● **WORK ORDER**: Every line below containing the word "icon" should be found and copied.

● **DATA PROVIDED**:
=== Section Start ===

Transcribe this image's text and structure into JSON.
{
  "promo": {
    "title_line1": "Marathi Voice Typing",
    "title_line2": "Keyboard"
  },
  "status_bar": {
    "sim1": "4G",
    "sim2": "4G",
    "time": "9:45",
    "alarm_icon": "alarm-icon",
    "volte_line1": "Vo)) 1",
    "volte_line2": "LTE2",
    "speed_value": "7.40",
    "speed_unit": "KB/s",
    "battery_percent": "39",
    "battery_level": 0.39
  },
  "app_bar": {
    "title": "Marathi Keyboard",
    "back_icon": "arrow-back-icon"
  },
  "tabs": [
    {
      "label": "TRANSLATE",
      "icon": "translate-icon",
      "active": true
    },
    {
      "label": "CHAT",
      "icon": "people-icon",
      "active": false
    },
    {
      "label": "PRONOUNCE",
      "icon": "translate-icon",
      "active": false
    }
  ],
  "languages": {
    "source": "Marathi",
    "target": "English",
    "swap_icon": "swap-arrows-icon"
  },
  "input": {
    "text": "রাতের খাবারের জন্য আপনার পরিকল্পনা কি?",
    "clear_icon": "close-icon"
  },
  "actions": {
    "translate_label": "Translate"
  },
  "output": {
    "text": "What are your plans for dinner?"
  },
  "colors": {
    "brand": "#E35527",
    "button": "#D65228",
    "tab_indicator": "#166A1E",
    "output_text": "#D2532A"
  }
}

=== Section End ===

● **ANSWER AREA**:
    "alarm_icon": "alarm-icon",
    "back_icon": "arrow-back-icon"
      "icon": "translate-icon",
      "icon": "people-icon",
      "icon": "translate-icon",
    "swap_icon": "swap-arrows-icon"
    "clear_icon": "close-icon"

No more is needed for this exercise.